Born in Ireland, O’Hara moved to the U.S. after the outbreak of World War II, where her studio contract landed at RKO. In 1941, she caught the attention of Ford, who cast her as the female lead in his Academy Award-winning ode to family bonds, How Green Was My Valley. From there, O’Hara’s career exploded, with the actress appearing in 39 more films over the next 20 years.
Among her numerous roles: 1947’s Miracle On 34th Street, in which she played the Santa Claus-skeptical mother of Natalie Wood, and Rio Grande, her second film with Ford. The latter was notable for pairing her for the first time with Wayne, who she’d go on to star with in four more films, including McClintock! and The Quiet Man, which O’Hara considered her favorite of her many film roles. Talking about her relationship with Wayne, O’Hara once described their similarities like this: “I was tough. I was tall. I was strong. I didn’t take any nonsense from anybody. He was tough, he was tall, he was strong, and he didn’t take any nonsense from anybody. As a man and a human being, I adored him.”
O’Hara continued to work at a rapid pace during the 1960s, appearing in The Parent Trap for Disney and starring in films like Spencer’s Mountain with Henry Fonda and How Do I Love Thee? with Jackie Gleason. (O’Hara referred to the latter movie as a “terrible film” in her 2004 autobiography, ‘Tis Herself.)
In 1971, O’Hara appeared for the last time with Wayne, in George Sherman’s Big Jake. Afterwards, she entered a decades-long retirement—during which, owing to the death of her husband, she became one of the first female airline owners in America—before returning to the screen in 1991, where she played John Candy’s overbearing Irish mother in Only The Lonely. (O’Hara would later call Candy one of her “all-time favorite leading men.”) She worked on a few more films during the ’90s, before retiring for good in 2000, at the age of 80.

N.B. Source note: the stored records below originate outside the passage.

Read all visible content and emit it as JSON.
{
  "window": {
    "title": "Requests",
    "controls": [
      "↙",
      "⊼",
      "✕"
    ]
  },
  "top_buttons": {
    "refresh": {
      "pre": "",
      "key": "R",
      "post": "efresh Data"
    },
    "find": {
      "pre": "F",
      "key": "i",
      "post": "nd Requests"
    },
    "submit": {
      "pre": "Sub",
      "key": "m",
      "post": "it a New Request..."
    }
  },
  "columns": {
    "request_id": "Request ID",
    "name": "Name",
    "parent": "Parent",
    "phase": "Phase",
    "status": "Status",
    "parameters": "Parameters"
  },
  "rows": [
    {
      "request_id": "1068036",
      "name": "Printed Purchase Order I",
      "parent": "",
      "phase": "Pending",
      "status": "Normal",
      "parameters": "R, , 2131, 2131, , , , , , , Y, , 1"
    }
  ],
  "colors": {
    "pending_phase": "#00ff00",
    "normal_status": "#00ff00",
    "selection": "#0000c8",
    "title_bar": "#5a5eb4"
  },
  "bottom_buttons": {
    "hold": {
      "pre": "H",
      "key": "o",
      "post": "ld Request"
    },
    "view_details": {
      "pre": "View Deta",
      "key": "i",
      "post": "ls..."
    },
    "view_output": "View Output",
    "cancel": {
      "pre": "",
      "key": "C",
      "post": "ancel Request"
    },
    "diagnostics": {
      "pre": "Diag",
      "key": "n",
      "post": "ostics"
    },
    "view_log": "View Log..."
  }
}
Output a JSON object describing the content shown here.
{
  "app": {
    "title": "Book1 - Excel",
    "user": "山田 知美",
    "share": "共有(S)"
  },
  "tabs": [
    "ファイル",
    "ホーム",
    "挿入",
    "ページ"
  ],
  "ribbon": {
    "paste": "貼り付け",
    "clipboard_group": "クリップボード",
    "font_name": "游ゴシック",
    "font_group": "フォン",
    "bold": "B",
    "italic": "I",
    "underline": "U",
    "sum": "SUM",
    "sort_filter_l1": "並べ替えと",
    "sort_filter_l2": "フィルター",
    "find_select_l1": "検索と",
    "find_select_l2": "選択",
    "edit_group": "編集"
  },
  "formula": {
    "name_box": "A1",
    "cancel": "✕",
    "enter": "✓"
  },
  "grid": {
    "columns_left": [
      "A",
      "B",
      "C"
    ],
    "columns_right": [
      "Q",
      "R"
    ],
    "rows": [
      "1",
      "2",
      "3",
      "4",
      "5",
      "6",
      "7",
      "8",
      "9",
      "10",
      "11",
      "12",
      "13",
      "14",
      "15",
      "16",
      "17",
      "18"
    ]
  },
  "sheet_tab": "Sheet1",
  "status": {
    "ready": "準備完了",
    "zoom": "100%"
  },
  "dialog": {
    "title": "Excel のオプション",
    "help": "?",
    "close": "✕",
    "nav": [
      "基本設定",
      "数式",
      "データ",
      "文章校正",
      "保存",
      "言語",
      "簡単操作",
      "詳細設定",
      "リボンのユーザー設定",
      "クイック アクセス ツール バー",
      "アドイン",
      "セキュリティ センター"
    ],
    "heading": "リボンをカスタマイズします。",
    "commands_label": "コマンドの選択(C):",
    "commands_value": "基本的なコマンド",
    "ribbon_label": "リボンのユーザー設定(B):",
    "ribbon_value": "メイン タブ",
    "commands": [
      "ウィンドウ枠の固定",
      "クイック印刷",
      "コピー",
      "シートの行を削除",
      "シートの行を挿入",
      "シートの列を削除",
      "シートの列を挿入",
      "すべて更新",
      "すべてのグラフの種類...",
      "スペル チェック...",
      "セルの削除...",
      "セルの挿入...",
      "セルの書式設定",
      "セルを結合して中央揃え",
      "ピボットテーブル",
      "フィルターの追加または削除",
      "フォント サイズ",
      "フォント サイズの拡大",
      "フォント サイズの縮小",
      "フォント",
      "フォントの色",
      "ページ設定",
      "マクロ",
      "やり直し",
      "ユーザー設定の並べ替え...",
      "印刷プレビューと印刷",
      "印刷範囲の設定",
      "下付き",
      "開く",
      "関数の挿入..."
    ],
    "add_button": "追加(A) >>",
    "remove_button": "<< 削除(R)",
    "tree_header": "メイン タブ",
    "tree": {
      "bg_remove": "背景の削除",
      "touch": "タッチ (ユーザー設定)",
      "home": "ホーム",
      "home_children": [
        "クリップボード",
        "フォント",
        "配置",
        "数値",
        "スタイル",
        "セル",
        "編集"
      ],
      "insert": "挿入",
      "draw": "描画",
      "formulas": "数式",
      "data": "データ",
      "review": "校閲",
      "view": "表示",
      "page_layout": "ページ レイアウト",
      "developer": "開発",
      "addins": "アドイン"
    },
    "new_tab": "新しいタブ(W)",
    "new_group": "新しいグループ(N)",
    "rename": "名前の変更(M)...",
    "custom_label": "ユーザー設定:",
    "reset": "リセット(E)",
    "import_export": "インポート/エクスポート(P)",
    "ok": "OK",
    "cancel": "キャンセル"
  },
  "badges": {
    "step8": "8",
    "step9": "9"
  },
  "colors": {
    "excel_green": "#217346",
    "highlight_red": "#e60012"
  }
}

In the intervening years between her retirement and today, O’Hara remained active, writing her autobiography and occasionally appearing to be honored, often for her work with Wayne. Last year, she received an honorary Oscar—her first recognition by the Academy in the entire span of her long career—for her contribution to film. She died earlier this week at her home in Idaho, reportedly surrounded by friends and family, and listening to the soundtrack from The Quiet Man.